The relationship with Kan’s father becomes particularly poignant with the slow healing of the former distance between them. On page 25, after describing the vulnerability of his father following a fall, and attitudes to wetness around the eyes, he concludes with: ‘The air between me and my father is hung with tiny water droplets.’
This book brings to light the consequences of migration and immigration, how the experience of each generation is perceived. On page 73: ‘It is strange to consider the difference between our differences.’ The double shift of returning to Auckland, the place his parents have migrated to, involves new adjustments; each session is a re-setting of memory and place, and an acknowledgement: ‘I worry that my parents’ answers are just another thing that I will be taking from them.’ Indeed, the dependence of the present on the past, how we are all dependent on each other, reverberates throughout This Paper Boat. On page 3: ‘I don’t know anything about the past except for what the past has left me’; and on page 17: ‘I know nothing of death except for what the dead have left me.’
This is a particularly rich volume of poetry, with its stories, anecdotes and sub-plots, and warrants reading and re-reading. The insight to the life of Iris Wilkinson adds a peculiar or particular depth, reinforcing the multiple reflections and the shared histories. As well, Kan shines a light on issues such as contraception and attitudes to extra-marital pregnancy and birth, and how these have changed with the generations and evolving cultures.
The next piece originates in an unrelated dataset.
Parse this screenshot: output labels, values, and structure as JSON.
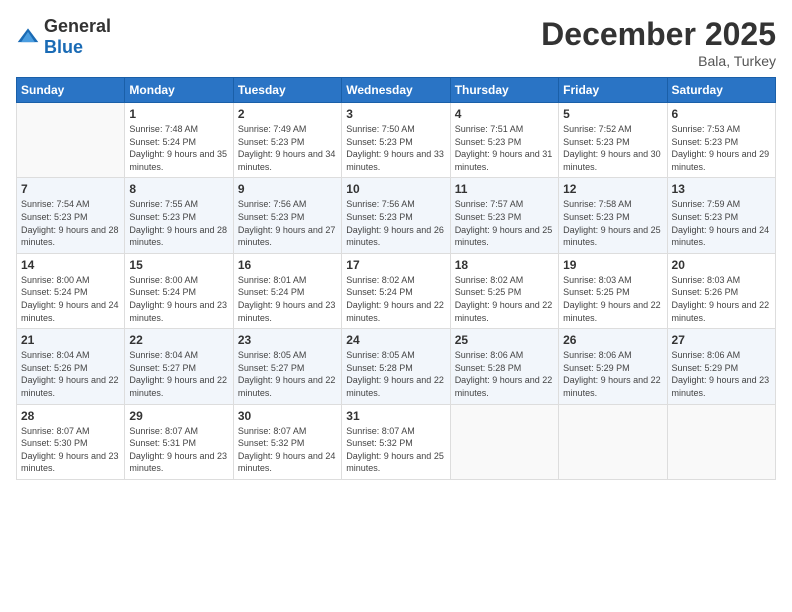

PIET NIEUWLAND is a poet, writer and visual artist who previously worked on conservation strategies for Te Papa Atawhai. He lives near Whangarei.
Leave a Reply